The Sustainable Communities Partnership is launching a new initiative to link courses with sustainability public art endeavors. Our first collaboration is with AirBooth.
AirBooth is a digitally connected interactive sculpture which combines Art and Science to communicate air quality data in a compelling way. It is a data visceralization project using both physical and virtual elements. It collects air quality data from around the world in real time, and processes it into sounds and images. The purpose of the AirBooth is to stimulate an emotional response and promote thought about air quality. The final product is intended to be exhibited in a public setting, such as a science museum or art gallery, with the potential to travel around the country, or have multiple AirBooths installed around the world. When you step into the AirBooth and pull up the AirBooth.net website on a smartphone, you take control of the booth. Real-time air quality data is translated into both visual and aural representations, engaging the user in a visceral way. This is designed to prompt contemplation and provide an opportunity for deeper engagement.
Courses at the University of St. Thomas are collaborating with AirBooth creators to improve the design and function of the AirBooth.
Engineering Senior Design Clinic
The AirBooth collects air quality data from around the word in real time, and processes it into sounds and images. The sounds are played in the AirBooth and the user controls the booth’s ‘location’ and sees the visual representation through the smartphone app. The AirBooth has three components: 1) the physical AirBooth 2) the webapp and backend, and 3) the Arduino interface between components 1 and 2.
Engineering Senior Design students will take the current proof-of- concept prototype and develop it to a working pre-production model capable of generating sound using air (rather than using speakers), with minimal energy usage, and a human powered element. Students will also consider the design aesthetic of the final piece.
Writing/Designing for the Web (COJO 258), John Keston

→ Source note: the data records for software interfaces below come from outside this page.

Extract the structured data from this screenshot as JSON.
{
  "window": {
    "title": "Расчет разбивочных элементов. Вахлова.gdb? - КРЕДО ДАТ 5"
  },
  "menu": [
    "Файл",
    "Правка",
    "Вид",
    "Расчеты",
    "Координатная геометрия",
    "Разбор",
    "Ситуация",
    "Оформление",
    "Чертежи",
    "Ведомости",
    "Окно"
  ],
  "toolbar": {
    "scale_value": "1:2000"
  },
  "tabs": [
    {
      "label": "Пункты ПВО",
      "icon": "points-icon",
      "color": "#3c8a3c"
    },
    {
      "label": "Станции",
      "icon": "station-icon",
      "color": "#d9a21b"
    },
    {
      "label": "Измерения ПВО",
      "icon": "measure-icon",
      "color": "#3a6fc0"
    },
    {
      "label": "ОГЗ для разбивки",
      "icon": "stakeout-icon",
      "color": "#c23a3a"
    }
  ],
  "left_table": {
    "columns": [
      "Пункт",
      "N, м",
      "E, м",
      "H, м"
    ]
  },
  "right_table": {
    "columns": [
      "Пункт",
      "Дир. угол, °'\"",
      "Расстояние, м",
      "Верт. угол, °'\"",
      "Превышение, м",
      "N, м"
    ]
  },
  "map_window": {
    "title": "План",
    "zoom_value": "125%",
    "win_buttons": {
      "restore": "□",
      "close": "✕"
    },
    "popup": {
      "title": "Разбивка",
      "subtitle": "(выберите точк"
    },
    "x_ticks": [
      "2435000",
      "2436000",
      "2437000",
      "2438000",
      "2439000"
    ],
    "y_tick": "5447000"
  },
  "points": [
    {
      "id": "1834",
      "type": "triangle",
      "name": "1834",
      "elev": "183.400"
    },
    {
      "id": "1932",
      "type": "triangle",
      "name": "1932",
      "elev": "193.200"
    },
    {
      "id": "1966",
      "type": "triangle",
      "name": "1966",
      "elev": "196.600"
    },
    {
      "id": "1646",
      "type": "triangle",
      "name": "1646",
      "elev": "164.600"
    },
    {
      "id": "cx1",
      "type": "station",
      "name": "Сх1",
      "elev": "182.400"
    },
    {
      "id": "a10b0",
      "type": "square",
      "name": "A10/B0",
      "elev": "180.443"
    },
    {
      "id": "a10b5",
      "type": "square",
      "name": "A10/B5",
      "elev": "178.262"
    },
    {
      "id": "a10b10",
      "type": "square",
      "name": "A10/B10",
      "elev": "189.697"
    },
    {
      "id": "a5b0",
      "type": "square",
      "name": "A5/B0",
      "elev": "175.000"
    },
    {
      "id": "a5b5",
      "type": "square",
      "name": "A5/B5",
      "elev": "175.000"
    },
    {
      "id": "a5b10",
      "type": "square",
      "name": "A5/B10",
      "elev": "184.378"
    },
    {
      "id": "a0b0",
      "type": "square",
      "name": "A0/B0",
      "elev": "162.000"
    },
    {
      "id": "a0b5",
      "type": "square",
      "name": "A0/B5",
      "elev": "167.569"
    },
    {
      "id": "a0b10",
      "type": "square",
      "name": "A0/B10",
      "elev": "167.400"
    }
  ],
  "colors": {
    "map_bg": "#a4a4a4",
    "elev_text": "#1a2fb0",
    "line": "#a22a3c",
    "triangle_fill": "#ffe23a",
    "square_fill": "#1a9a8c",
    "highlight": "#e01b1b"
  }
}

The vision is for the AirBooth to be a gateway to further information and exploration about air quality. COJO 258 students will provide first level curated web information that leads the user to further information elsewhere. Students will write and design content for the AirBooth website in a responsive web format capable of integration with the current AirBooth web app.